Fencing: Getting to the point with top coaches

China's former national men's sabre head coach Min Xinsheng (left) and former Britain head coach Andrey Klyushin have joined the national fencing set-up. They join national epee coach Fu Hao.
China's former national men's sabre head coach Min Xinsheng (left) and former Britain head coach Andrey Klyushin have joined the national fencing set-up. They join national epee coach Fu Hao.PHOTO COURTESY OF FENCING SINGAPORE

Min, Klyushin will guide Singapore's sabre and foil fencers in 2020, 2024 Olympic bids

Singapore's national fencing team has received a boost to its coaching ranks, with the former national coaches of Britain and China joining the Republic's set-up this year.

Min Xinsheng, who was head coach of China's men's sabre team for the past three years, will guide Singapore's fencers in the same weapon group.

The Republic's foil programme will be led by Andrey Klyushin, who used to be the head coach of British Fencing, where he was in charge of the senior men's foil programme for the past three years.

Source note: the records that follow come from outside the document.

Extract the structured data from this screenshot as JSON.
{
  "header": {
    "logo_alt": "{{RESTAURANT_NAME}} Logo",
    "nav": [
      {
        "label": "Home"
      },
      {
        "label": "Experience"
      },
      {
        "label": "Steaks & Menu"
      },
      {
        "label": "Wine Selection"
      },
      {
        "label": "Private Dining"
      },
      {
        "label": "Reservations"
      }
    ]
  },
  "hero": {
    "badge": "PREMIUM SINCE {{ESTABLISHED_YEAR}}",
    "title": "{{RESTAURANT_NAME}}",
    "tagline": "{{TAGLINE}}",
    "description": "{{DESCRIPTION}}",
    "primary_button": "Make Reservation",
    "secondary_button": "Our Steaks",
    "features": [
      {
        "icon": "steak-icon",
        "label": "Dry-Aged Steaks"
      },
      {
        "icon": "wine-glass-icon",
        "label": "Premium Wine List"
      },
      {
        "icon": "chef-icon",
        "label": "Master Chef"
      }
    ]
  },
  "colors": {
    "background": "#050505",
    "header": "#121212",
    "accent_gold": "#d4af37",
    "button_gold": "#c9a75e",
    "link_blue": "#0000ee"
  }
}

The duo were roped in by Fencing Singapore in the hopes of Singapore being represented in the sport at the Olympic Games in 2020 and 2024. They join national epee coach Fu Hao, who has held his post since 2014.

Klyushin, who previously coached in Denmark and his native Russia, told The Straits Times: "It's interesting for me to work with new fencers in a new country.

"I've never been to Singapore... I've worked in Europe my whole life, and I feel this challenge will be good for me."


There's no short cut... after putting in the time, you must fine-tune your training method and find the most efficient way to improve your technique.

MIN XINSHENG, Singapore sabre coach, on why the Republic's fencers are at a disadvantage compared to their Asian counterparts as the latter train full-time.

The 54-year-old arrived last month and a week he later flew to Thailand to watch Singapore's fencers compete at the Asian Junior and Cadet Fencing Championships, which concluded on Sunday.

Based on his observations there, he believes Singapore's fencing coaches have "gone in the right way so far". He acknowledged the "big difference" between the cadet (under-17) and senior levels, but added he hopes he can do his bit to help Singapore fencing attain Olympic representation.

"Whether it takes eight years or 25 years, you never know. I've helped fencers from different countries qualify for the Olympics and I think it's not important where you are - each country has a different environment and different level of funding, but the steps needed to become professional are still the same," said Klyushin, who guided Britain's Richard Kruse to a fourth-place finish at the men's individual foil event in Rio last year.

He also coached Russian fencer Aleksandr Lakatosh, who competed in the 2000 Sydney Olympics, and Austria's Roland Schlosser, who qualified for the 2008 and 2012 editions under his tutelage.

Klyushin added: "I just need some time to better understand the level of fencing and the club infrastructure here, and then work with the fencers and other coaches to create a programme to achieve our goals."

While he is still adapting to his first long-term stint here, his sabre counterpart Min, on the other hand, is no stranger to the country.

The 60-year-old lived in Singapore from 2004 to 2012 while his daughter was studying here. During that time, he was sabre head coach at local fencing academy Z Fencing.

Min, who assumed his position as national sabre coach in January, is heartened with the way the sport has developed in Singapore since his last stint here.

"Fencing Singapore has done a good job of promoting the sport here, and I feel the standard is a lot higher than the last time," he said.

"It can only get better from here."

Under his charge, China's men sabre fencers have tasted medal success at the Asian level, bagging a bronze each at the individual and team sabre events at the last edition of the Asian Games in 2014. At last year's Asian Fencing Championships on home soil, China won an individual sabre bronze and a silver in the team event. The country was also represented by 13 fencers at last year's Olympic Games.

Min admitted that fielding a Singaporean fencer at the Olympics would be an uphill task as locals do not train as often as their Asian competitors, who do so full-time.

And it is a task he intends to tackle one step at a time, starting with gunning for gold at the Aug 19-31 SEA Games in Kuala Lumpur, and a podium finish at next year's Asian Games in Indonesia.

Singapore's sabre fencers won one silver and three bronzes at the 2015 SEA Games hosted here.

"As for the Olympics, we'll see if we can field a fencer for an individual event," he added.

"No matter whether they are male or female, that's one of our goals - to have a Singaporean fencer qualify for the Olympic Games."

A version of this article appeared in the print edition of The Straits Times on March 07, 2017, with the headline 'Getting to the point with top coaches'. Print Edition | Subscribe